TASK MATERIAL section start
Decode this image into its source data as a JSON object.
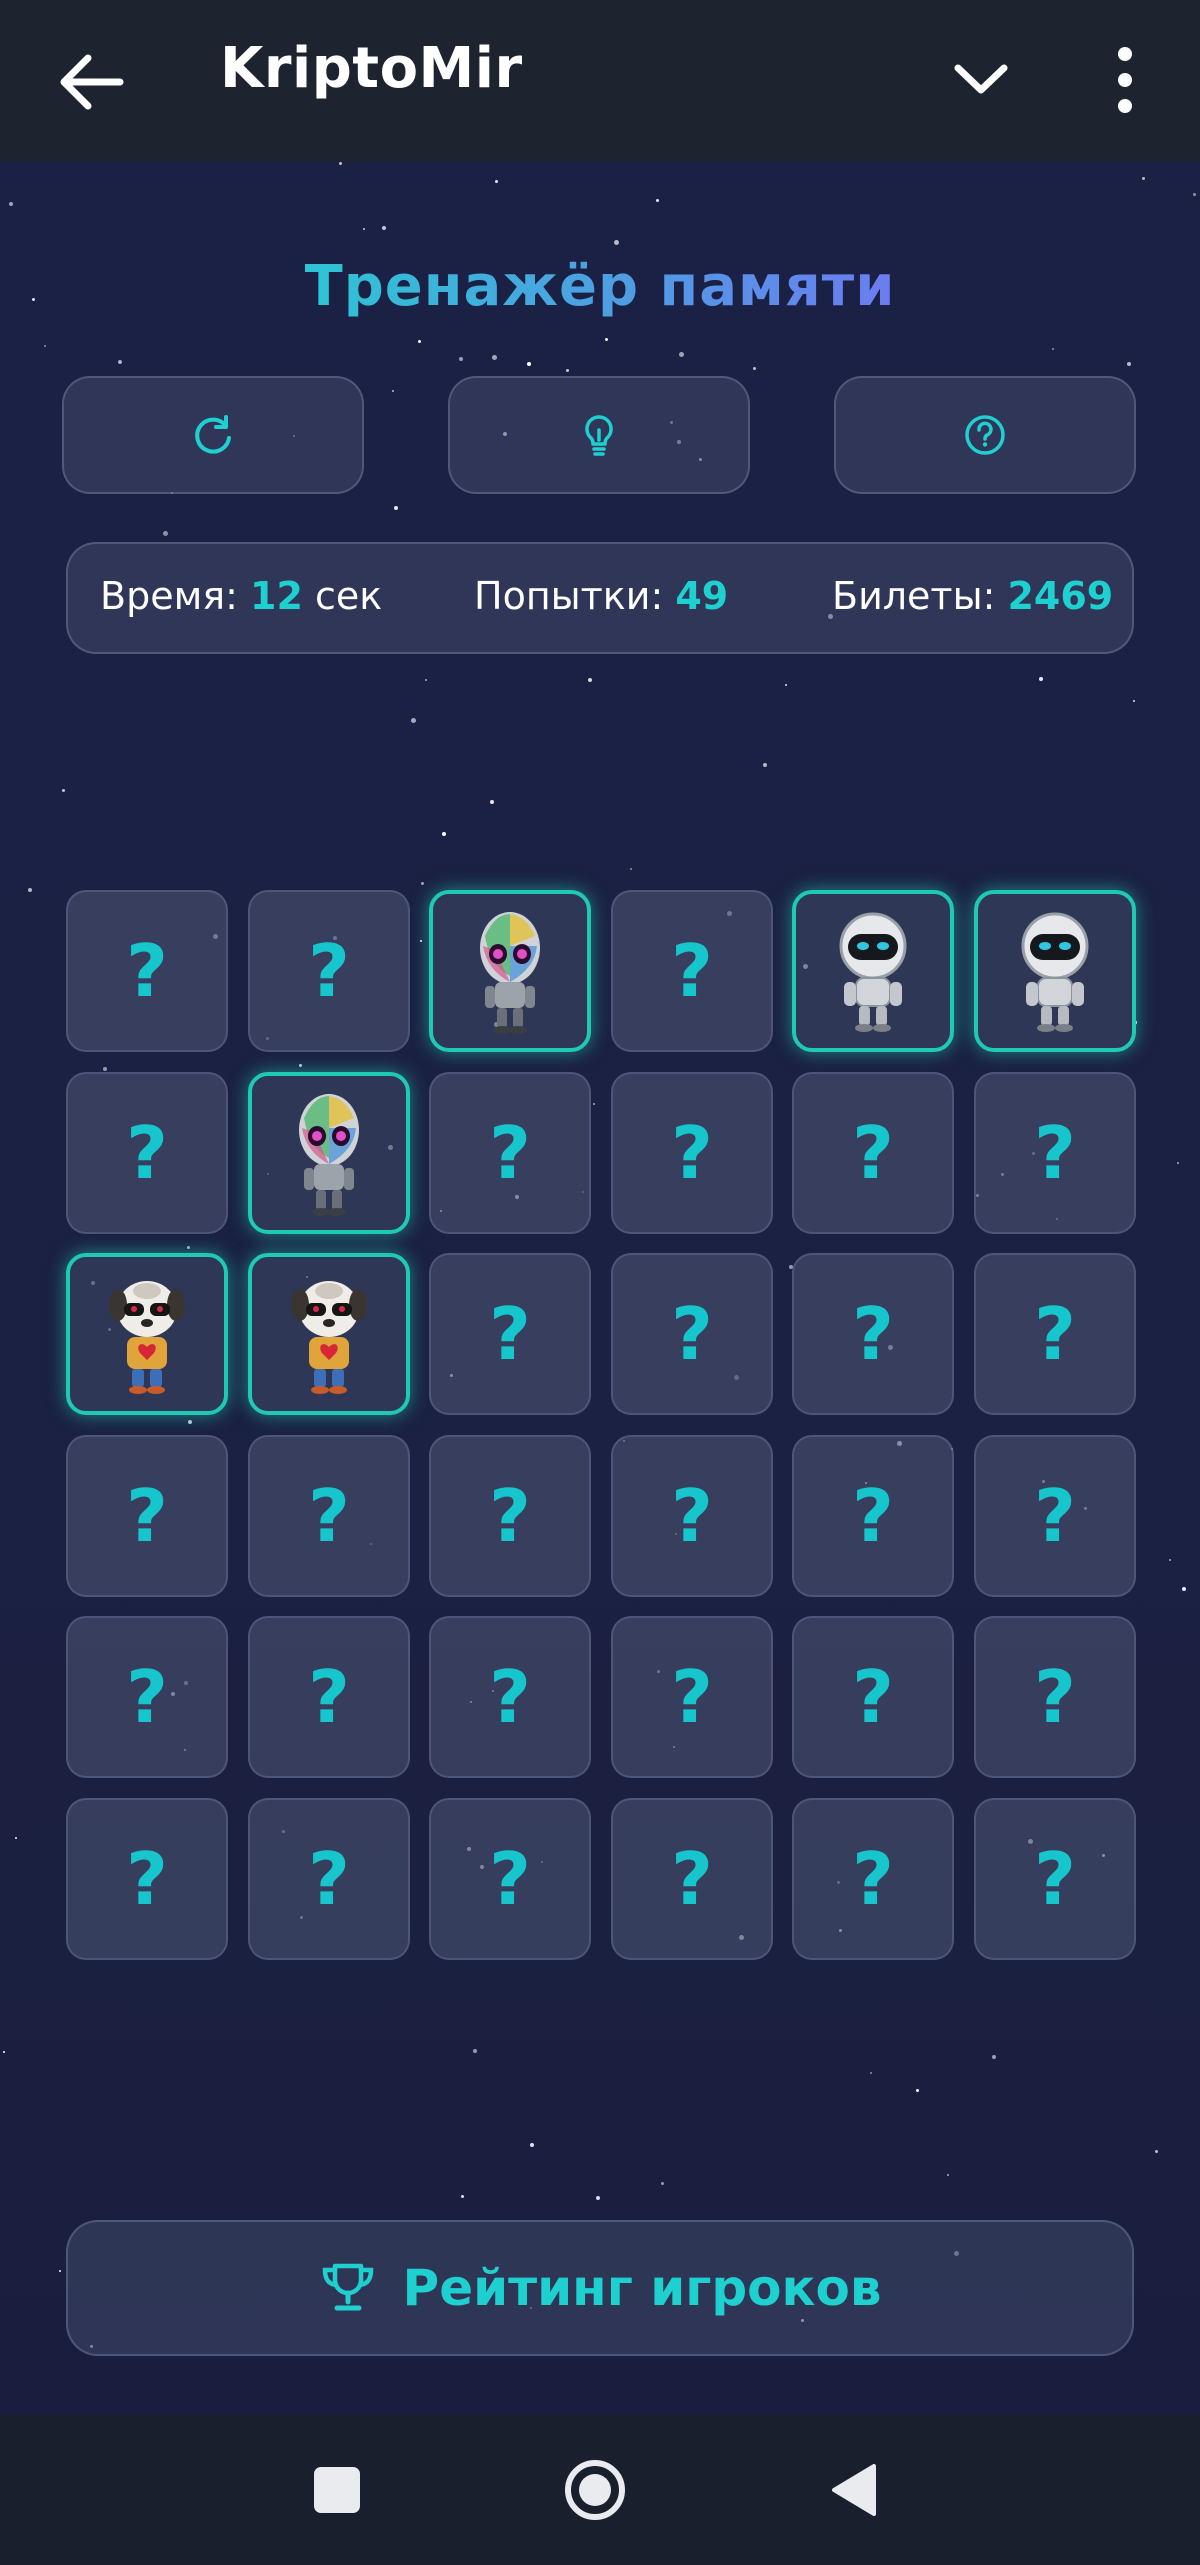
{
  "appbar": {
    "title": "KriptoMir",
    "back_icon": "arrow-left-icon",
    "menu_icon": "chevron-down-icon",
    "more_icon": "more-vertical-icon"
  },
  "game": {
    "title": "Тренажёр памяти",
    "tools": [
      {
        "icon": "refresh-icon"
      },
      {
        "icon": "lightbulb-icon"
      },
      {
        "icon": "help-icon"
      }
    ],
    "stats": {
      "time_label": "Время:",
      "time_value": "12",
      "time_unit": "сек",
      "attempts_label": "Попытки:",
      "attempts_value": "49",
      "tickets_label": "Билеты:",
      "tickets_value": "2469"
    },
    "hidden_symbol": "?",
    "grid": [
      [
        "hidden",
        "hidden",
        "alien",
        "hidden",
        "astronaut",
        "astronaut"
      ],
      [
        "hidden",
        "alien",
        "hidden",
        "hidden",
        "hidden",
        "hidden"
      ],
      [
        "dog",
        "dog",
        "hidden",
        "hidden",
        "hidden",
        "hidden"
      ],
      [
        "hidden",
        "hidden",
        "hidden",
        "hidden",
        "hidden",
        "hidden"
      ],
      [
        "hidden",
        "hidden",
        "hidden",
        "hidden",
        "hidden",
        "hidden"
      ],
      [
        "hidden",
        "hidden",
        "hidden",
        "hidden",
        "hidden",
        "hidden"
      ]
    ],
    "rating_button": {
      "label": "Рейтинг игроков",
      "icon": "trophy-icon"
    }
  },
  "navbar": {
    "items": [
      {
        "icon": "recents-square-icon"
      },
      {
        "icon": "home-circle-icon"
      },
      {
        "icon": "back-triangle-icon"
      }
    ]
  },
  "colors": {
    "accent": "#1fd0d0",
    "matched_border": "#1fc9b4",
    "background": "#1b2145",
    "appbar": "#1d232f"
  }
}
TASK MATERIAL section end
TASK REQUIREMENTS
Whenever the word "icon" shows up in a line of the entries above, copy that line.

OUTPUT
    "back_icon": "arrow-left-icon",
    "menu_icon": "chevron-down-icon",
    "more_icon": "more-vertical-icon"
        "icon": "refresh-icon"
        "icon": "lightbulb-icon"
        "icon": "help-icon"
      "icon": "trophy-icon"
        "icon": "recents-square-icon"
        "icon": "home-circle-icon"
        "icon": "back-triangle-icon"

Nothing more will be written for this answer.